New photos show advances in missile technology
Missile appears to use two engines, a new development
North Korea has test-fired a brand new intercontinental ballistic missile (ICBM), which experts said shows a major advance in technology and threat.
Photos of the Hwasong-15 released Thursday by North Korean state media showed a large, tall missile that appears to be significantly wider than the Hwasong-14, previously Pyongyang’s most-advanced missile, which was launched over Japan twice in July.
“They wanted (to be able) to hit all of the US and they wanted something big to hit it with,” said David Schmerler, a research associate at the James Martin Center for Nonproliferation Studies (CNS). “This seems on the surface level to be that missile.”
The US military has begun referring to the missile as a “KN 22” – a new designation signaling that the US is increasingly seeing the recent launch as involving a new type of ICBM, according to two US defense officials.
The two launches in July were categorized as KN-20s.
Experts have been analyzing and studying the images since their release, so what can we learn from them about North Korea’s new weapon?
It’s really big
“This isn’t just a big missile for North Korea this is a big missile in general,” Michael Duitsman, also research associate at CNS, told CNN. “There are not a lot of countries who could build a missile this big and have it work.”
Schmerler said it was “a lot bigger width wise, especially the second-stage, than the previous ICBM.”
ICBMs use multiple stages, each containing its own engines and propellant, to carry their payloads up into space, around the earth, and then down towards their target.
While North Korea has demonstrated significant potential range in previous missile tests, some experts have cast doubt on whether the same distance could be achieved by a rocket carrying a heavy nuclear warhead.

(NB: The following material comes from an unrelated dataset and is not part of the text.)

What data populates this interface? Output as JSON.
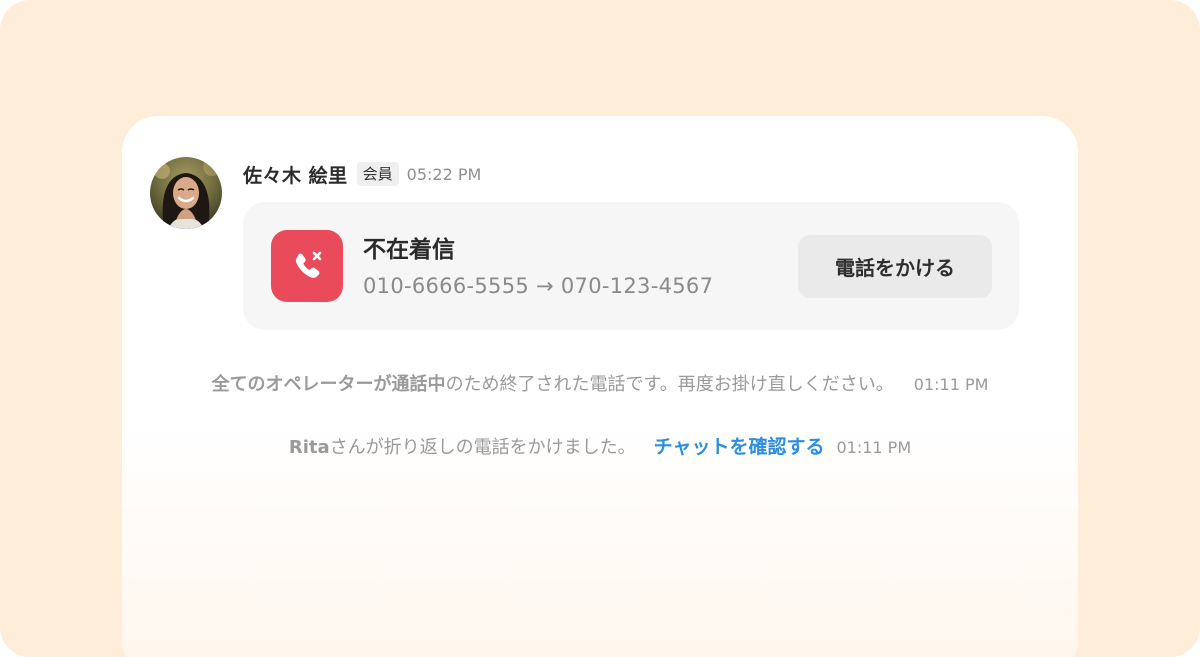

Pyongyang seemed to clap back at those skeptics in a statement after Wednesday’s launch, which said the Hwasong-15 was “capable of carrying a super-heavy nuclear warhead.”
“This system has much greater advantages in its tactical and technological specifications and technical characteristics than (the) Hwasong-14,” a government statement said.
While Schmerler cautioned that it was “hard to look at something and know there’s a heavy object” on top of it, he said North Korea’s claims should be taken seriously and Wednesday’s test likely was conducted with a dummy warhead equivalent in weight to a nuclear bomb.
“They’re going to try to maximize the amount of (information) you can get out of each test,” he said. “They’re not going to launch something for the sake of it, it makes much more sense for them to try and field a realistic decoy payload.”
Shea Cotton, also a CNS research associate, said he didn’t “see why they wouldn’t test something with a heavy payload, when we’re pretty sure they already have a missile that can hit the US.”
Japanese defense minister Itsunori Onodera said Thursday the Hwasong-15 appeared to be a “new type of ICBM-class ballistic missile … with considerable capability.”
Nikki Haley, the US Ambassador to the United Nations, said North Korea’s test “brings the world closer to war, not farther from it.”
“We have never sought war with North Korea, and still today we do not seek it. If war does come, it will be because of continued acts of aggression like we witnessed yesterday,” she said. “And if war comes, make no mistake, the North Korean regime will be utterly destroyed.”
It has a brand new engine system
The Hwasong-14, previously North Korea’s most advanced ICBM, uses one primary engine with four steering thrusters to guide the missile where it needs to go.
Tuesday’s launch however appeared to use two engines, without any supplementary thrusters. “This is certainly a big adjustment,” said Schmerler. “It means they’ve probably gimbaled the engines … something we’ve never seen the North Koreans do.”
“Gimbaling is something we’ve never seen in North Korea before, (if we’re right) then this would be brand spanking new for North Korea,” he said.
In a gimbaled system, rather than having fins or thrusters guide the rocket, the exhaust nozzle of the engine itself can be moved from side to side, adjusting its course.
Schmerler said that while all countries draw on foreign designs for their weapons systems to some extent, and learn from what competitors and allies do, this would represent a major advance for the domestic North Korean missile program.
“They’re looking at the rest of the world and seeing what works and what doesn’t and applying this to their own program,”